This is the Final Summary Overview of a project with the goal of producing a hyperspectral software tool for the interpretation of hyperspectral remote sensing images and then train students in this effort.

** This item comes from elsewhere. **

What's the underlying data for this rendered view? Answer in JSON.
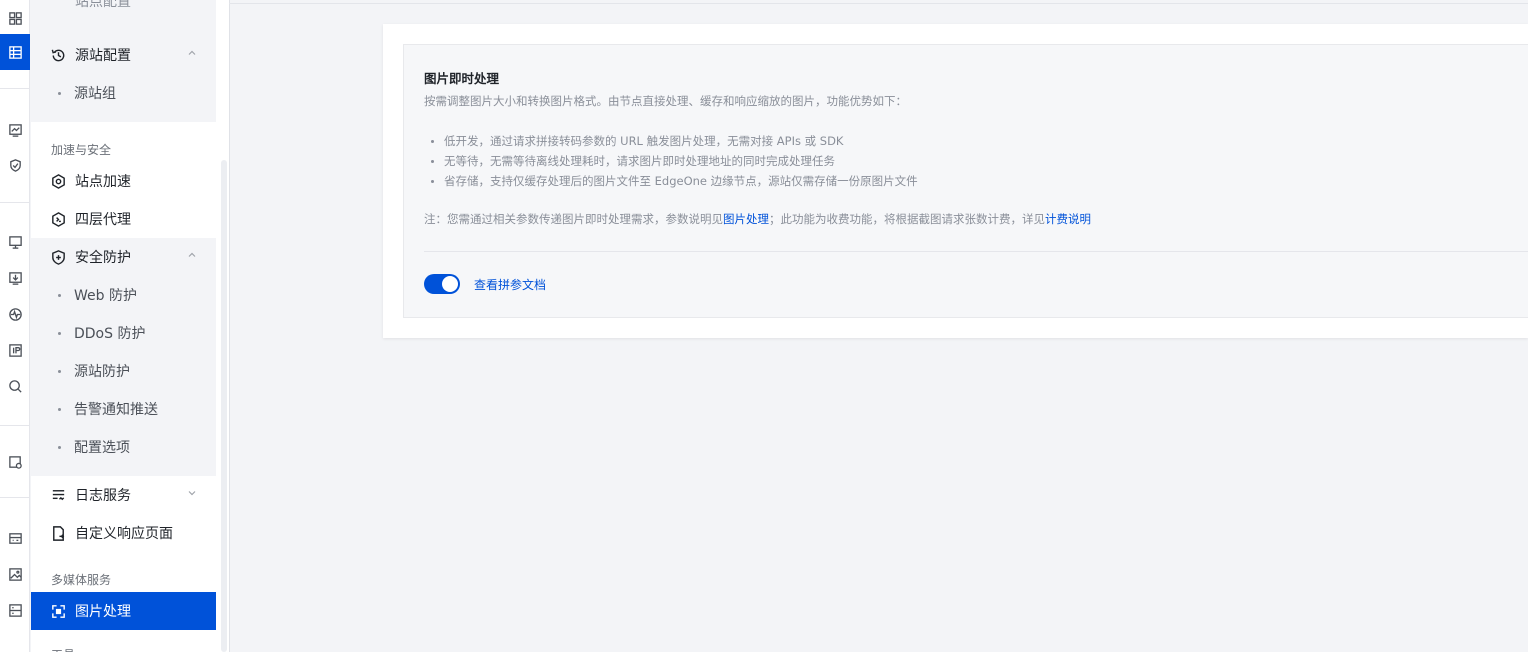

The reflective spectra and metadata of numerous materials were collected, including human skin, hair, and blood. These data were then sent to Harris Geospatial to assemble in a software plug-in for their ENVI remote sensing package. The extensive effort made to collect reflective spectra and metadata are summarized in this report. The analysis of data thus far has resulted in four peer-reviewed publications and a fifth on fuels is under review. The software tool is completed as the primary deliverable for this project; however, Harris Geospatial is still in the process of determining how to host the software. The latest available online link is provided in this report. Currently, the tool is only available for Windows. Once launched, the tool can be used to browse spectral data from a variety of sources, including human tissue samples, clothing, and earth materials, both natural and synthetic. The tool indexes this data and enables users to search, filter, and combine these spectra. The tool can then be used to create libraries to search for and determine possible locations of these spectra within a hyperspectral image, thus identifying a location. As hyperspectral remote sensing technology becomes more available to law enforcement, the software technology developed for this project could be used to identify clothing, human skin, and blood in outdoor and urban environments. 7 figures and a listing of peer-reviewed articles, manuscripts in preparation, and scientific presentations
Popular TopicsLaw enforcement
- Bromazolam Prevalence Surging Across the United States Driven In Part by Increasing Detections Alongside Fentanyl
- Class-conditional feature modeling for ignitable liquid classification with substantial substrate contribution in fire debris analysis
- Gunshot Detection Technology Time Savings and Spatial Precision: An Exploratory Analysis in Kansas City